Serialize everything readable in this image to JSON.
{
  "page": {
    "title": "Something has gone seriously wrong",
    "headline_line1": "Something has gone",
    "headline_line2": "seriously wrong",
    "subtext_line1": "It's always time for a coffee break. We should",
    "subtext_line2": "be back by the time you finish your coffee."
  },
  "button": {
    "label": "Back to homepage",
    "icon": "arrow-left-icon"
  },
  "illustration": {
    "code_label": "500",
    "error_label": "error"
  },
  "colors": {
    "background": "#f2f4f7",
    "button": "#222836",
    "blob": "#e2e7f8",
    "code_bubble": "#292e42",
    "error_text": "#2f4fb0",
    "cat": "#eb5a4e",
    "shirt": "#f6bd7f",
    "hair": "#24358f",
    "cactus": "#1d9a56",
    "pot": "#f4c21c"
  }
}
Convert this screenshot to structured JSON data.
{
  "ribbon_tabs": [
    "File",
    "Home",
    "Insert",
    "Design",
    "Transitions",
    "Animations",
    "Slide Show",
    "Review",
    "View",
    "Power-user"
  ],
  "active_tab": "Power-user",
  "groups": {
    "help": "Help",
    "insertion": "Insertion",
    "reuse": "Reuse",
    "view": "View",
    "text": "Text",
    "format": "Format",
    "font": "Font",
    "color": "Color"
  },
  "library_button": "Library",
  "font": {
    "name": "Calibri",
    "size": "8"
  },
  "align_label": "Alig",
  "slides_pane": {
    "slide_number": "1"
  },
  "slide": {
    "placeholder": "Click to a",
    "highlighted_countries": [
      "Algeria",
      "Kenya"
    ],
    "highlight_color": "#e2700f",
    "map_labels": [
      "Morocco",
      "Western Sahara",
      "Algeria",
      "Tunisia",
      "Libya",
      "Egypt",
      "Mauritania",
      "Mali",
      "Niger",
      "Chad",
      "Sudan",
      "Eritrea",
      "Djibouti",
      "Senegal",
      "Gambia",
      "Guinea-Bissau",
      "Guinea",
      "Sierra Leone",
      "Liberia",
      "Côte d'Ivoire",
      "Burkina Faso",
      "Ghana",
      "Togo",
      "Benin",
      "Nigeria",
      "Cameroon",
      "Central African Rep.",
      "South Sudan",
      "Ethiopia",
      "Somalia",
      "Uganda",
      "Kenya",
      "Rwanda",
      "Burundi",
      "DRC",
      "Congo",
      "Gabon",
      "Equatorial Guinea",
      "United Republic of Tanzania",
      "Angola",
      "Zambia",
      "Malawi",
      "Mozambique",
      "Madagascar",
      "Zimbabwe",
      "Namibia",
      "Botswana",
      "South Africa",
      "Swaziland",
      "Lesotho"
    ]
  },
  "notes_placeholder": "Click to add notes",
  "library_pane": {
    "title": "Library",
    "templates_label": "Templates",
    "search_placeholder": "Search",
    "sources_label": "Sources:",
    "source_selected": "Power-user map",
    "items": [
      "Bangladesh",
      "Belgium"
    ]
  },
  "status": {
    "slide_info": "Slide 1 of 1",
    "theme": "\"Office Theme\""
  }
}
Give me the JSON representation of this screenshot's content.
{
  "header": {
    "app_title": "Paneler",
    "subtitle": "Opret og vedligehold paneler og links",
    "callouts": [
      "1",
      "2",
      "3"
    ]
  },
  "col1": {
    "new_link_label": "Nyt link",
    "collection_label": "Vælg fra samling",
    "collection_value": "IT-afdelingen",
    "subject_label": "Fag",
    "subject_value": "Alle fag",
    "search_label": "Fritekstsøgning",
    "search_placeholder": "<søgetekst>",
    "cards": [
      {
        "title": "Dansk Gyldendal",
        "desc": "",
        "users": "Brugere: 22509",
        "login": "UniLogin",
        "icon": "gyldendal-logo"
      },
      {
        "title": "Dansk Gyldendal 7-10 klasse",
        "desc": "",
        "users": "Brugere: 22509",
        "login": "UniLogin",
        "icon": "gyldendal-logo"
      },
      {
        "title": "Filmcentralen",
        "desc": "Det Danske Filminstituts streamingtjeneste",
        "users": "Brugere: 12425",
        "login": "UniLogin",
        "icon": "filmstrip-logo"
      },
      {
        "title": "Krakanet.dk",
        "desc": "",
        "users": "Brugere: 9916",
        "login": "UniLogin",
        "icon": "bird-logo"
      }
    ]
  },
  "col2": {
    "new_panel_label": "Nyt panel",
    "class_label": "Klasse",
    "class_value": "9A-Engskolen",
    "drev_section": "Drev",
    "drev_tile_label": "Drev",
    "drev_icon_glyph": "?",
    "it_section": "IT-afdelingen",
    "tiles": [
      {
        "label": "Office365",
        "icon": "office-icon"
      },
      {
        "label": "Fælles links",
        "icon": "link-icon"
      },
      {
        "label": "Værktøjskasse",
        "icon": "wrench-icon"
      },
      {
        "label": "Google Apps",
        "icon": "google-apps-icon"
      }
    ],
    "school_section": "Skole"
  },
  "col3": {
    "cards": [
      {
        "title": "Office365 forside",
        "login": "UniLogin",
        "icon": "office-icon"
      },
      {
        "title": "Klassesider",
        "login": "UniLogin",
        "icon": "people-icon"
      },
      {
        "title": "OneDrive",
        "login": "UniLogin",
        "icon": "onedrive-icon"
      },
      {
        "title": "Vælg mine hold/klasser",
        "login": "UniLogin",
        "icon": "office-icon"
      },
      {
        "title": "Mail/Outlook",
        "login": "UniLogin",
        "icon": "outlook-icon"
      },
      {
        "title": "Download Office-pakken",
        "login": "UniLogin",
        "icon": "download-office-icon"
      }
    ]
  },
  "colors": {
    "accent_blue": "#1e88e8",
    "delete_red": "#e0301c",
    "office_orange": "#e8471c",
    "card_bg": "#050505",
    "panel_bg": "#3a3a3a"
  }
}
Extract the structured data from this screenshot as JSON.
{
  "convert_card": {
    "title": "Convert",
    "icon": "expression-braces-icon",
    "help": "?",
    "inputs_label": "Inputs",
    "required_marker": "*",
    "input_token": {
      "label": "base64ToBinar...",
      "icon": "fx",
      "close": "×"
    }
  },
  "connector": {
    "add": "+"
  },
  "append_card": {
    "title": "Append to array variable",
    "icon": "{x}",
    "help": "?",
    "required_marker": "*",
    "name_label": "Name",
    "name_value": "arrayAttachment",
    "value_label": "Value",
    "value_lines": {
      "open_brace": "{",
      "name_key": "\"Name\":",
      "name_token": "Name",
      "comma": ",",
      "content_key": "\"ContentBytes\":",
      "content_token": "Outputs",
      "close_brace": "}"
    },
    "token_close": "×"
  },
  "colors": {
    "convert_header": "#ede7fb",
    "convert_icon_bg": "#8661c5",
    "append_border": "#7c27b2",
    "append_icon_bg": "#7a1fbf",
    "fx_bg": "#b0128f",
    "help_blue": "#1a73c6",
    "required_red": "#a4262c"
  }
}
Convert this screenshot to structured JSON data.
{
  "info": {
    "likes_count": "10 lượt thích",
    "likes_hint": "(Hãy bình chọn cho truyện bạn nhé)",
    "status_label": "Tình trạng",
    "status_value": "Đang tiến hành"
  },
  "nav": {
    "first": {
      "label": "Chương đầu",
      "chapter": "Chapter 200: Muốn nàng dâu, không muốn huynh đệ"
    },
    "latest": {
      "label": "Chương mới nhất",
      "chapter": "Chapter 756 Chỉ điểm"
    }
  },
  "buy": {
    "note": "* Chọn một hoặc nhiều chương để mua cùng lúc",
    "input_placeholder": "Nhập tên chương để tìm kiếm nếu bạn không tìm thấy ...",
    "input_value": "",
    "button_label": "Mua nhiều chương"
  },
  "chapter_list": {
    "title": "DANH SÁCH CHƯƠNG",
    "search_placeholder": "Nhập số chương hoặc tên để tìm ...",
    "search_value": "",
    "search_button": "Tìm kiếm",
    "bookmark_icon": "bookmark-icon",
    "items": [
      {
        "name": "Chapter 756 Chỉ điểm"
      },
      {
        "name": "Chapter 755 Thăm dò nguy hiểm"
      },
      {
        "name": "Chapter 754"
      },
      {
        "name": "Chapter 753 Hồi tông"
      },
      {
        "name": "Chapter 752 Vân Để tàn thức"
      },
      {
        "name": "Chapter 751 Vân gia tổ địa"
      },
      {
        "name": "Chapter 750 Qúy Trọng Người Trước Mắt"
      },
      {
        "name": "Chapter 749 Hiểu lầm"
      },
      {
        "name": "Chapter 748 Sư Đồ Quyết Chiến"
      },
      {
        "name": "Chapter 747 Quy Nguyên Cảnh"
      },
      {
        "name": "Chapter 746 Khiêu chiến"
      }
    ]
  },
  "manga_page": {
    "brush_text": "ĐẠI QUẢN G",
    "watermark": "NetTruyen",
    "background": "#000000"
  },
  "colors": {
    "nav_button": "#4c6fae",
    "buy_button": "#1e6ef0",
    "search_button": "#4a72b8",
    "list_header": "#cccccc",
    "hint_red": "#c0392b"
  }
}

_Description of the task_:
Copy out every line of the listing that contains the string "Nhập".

_Final answer_:
    "input_placeholder": "Nhập tên chương để tìm kiếm nếu bạn không tìm thấy ...",
    "search_placeholder": "Nhập số chương hoặc tên để tìm ...",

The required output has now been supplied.